== Provided data

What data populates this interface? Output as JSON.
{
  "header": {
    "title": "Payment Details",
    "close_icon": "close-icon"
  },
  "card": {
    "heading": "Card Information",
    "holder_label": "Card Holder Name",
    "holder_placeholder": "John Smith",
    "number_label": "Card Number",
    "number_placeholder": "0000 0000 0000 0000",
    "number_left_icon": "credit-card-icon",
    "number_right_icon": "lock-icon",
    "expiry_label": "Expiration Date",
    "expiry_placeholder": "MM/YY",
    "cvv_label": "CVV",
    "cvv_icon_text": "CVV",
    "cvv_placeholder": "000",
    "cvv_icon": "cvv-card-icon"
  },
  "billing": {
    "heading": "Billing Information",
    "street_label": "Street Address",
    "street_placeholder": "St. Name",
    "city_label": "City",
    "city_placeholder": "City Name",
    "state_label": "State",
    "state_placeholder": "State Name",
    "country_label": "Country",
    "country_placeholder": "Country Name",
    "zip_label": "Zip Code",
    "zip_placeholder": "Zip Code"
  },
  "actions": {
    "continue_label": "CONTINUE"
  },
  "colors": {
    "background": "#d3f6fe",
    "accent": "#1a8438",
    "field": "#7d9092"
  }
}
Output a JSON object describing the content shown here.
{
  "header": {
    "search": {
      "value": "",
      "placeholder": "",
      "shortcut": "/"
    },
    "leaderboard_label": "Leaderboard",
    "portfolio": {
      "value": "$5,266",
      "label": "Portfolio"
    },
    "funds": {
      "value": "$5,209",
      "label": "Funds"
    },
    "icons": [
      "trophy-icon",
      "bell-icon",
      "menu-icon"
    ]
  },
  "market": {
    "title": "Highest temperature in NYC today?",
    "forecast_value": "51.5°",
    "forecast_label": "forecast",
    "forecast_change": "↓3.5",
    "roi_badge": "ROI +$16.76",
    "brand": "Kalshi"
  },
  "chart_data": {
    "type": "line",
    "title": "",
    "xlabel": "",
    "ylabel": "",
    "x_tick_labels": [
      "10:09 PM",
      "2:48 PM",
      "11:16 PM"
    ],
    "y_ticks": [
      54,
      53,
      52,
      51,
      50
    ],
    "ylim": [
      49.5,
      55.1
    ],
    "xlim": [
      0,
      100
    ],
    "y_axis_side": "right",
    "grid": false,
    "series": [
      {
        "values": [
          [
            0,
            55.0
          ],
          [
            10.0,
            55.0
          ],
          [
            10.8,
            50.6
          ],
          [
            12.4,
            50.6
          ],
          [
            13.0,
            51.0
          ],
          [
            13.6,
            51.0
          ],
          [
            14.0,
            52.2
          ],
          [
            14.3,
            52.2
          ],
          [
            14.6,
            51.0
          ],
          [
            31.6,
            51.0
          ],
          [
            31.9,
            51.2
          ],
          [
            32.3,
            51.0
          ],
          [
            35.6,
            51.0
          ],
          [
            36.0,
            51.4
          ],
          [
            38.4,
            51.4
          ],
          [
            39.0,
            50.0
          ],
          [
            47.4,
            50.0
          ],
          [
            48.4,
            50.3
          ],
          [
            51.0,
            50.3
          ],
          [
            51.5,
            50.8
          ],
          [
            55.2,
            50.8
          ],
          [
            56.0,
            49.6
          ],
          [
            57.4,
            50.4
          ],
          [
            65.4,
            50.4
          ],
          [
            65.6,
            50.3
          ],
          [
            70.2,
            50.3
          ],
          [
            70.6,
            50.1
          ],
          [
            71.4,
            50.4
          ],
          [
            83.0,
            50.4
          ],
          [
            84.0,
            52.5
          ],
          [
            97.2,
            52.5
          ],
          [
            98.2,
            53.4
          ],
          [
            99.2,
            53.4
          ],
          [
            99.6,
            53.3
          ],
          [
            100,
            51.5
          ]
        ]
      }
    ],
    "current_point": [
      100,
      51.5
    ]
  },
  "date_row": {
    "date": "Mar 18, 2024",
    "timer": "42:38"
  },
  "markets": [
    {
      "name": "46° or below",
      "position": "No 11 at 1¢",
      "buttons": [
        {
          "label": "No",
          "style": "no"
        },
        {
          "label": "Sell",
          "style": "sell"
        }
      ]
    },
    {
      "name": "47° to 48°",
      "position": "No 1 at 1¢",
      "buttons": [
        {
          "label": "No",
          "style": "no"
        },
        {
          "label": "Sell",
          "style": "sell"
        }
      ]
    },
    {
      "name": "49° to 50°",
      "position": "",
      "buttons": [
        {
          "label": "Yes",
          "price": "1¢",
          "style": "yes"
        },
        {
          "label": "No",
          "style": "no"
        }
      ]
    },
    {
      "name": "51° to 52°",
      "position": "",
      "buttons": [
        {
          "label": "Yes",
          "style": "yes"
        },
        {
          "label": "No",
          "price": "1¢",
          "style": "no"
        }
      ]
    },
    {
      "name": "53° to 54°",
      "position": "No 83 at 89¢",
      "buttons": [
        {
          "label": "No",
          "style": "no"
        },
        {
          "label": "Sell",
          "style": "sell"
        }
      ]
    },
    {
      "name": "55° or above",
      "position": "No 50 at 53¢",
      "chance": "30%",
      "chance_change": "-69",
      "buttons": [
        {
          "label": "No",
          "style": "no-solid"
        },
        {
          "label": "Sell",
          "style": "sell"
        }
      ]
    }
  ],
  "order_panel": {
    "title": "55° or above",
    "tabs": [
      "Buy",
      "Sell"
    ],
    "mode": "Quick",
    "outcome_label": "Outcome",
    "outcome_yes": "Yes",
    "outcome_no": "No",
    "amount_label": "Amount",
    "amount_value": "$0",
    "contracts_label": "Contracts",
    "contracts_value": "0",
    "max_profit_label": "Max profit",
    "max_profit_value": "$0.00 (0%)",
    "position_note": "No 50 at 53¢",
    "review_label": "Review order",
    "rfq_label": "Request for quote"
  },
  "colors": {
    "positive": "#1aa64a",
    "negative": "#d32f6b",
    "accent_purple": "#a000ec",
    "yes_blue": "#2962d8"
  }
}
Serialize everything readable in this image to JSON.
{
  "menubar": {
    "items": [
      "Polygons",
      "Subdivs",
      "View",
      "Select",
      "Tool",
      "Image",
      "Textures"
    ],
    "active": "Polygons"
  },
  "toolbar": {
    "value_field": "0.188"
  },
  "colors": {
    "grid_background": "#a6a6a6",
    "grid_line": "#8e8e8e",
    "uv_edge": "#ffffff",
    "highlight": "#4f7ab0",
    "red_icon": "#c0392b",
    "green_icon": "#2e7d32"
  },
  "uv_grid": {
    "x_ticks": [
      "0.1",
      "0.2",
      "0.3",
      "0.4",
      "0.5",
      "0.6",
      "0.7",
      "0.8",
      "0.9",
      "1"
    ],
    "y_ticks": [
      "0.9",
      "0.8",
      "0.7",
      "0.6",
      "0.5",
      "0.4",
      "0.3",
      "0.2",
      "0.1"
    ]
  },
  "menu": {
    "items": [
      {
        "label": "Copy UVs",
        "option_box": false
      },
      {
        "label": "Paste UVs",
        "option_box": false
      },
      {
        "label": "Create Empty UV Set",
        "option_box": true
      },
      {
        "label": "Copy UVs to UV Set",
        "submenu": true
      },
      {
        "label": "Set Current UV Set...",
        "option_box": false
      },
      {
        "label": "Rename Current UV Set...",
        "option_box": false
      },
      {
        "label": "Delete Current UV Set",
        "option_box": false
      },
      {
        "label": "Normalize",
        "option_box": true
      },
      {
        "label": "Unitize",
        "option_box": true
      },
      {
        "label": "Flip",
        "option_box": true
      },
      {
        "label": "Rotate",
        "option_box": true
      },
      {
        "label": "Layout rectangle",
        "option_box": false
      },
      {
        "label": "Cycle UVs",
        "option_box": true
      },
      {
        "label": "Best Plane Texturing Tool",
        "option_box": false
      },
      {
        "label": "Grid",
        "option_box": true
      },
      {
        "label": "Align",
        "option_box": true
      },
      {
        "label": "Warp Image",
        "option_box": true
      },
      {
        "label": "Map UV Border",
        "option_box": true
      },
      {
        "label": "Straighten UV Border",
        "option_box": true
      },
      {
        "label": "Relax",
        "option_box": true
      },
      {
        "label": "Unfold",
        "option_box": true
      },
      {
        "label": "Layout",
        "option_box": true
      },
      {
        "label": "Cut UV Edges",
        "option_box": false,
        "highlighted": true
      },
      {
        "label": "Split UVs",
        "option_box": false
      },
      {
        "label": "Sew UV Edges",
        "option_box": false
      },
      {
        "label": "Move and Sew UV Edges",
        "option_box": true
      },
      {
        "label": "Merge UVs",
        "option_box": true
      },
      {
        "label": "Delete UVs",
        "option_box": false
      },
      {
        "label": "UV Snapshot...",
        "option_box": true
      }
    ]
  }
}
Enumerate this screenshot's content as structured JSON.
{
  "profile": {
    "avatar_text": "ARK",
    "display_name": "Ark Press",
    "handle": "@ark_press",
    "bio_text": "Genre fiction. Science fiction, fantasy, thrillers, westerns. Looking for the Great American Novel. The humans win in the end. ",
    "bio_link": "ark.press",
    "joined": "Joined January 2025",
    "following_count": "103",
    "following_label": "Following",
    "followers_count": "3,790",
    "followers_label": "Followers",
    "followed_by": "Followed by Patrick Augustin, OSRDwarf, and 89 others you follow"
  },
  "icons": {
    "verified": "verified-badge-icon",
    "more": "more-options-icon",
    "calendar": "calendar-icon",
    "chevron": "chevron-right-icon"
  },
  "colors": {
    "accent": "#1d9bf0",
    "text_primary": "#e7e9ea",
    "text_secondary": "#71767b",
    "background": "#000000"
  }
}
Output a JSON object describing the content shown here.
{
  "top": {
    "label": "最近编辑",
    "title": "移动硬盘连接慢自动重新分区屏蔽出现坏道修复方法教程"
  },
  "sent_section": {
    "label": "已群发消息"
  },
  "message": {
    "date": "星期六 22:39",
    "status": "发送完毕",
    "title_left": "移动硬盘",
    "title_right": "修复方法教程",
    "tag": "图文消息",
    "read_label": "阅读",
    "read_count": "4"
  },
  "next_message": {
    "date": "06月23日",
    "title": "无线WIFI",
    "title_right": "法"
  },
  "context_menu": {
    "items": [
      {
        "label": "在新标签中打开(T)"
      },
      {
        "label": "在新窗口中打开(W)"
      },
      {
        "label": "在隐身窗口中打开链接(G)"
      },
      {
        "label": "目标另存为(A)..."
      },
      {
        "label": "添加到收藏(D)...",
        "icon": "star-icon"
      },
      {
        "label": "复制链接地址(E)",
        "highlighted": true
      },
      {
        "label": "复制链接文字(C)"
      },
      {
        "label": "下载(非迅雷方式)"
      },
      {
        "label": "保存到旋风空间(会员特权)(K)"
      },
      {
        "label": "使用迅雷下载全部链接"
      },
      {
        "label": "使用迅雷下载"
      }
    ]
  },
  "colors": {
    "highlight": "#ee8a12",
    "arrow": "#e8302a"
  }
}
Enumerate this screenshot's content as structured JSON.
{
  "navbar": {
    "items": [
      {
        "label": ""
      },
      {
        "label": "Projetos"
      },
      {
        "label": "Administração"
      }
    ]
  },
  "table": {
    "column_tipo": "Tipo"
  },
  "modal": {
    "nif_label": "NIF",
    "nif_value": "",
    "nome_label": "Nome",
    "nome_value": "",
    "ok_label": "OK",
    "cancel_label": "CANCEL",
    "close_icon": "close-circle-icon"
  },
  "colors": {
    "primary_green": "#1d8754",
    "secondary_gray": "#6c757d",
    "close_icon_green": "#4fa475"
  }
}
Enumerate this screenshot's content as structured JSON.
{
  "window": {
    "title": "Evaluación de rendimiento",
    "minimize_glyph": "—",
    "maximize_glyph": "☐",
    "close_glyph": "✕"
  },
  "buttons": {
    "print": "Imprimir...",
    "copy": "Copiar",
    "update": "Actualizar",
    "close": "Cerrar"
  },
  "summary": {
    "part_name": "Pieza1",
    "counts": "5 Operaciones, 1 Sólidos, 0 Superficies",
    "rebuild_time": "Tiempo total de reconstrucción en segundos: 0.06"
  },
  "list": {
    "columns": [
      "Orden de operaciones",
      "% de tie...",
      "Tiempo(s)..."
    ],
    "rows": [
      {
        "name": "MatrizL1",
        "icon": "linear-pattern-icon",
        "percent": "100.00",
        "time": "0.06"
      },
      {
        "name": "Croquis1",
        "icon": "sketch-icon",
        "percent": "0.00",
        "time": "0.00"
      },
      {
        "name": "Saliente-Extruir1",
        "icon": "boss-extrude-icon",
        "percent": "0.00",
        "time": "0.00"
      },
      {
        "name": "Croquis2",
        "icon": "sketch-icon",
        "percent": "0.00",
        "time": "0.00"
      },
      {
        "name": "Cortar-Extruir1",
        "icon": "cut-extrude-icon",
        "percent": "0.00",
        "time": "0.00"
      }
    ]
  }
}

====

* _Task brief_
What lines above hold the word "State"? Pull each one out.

* _Written reply_
    "state_label": "State",
    "state_placeholder": "State Name",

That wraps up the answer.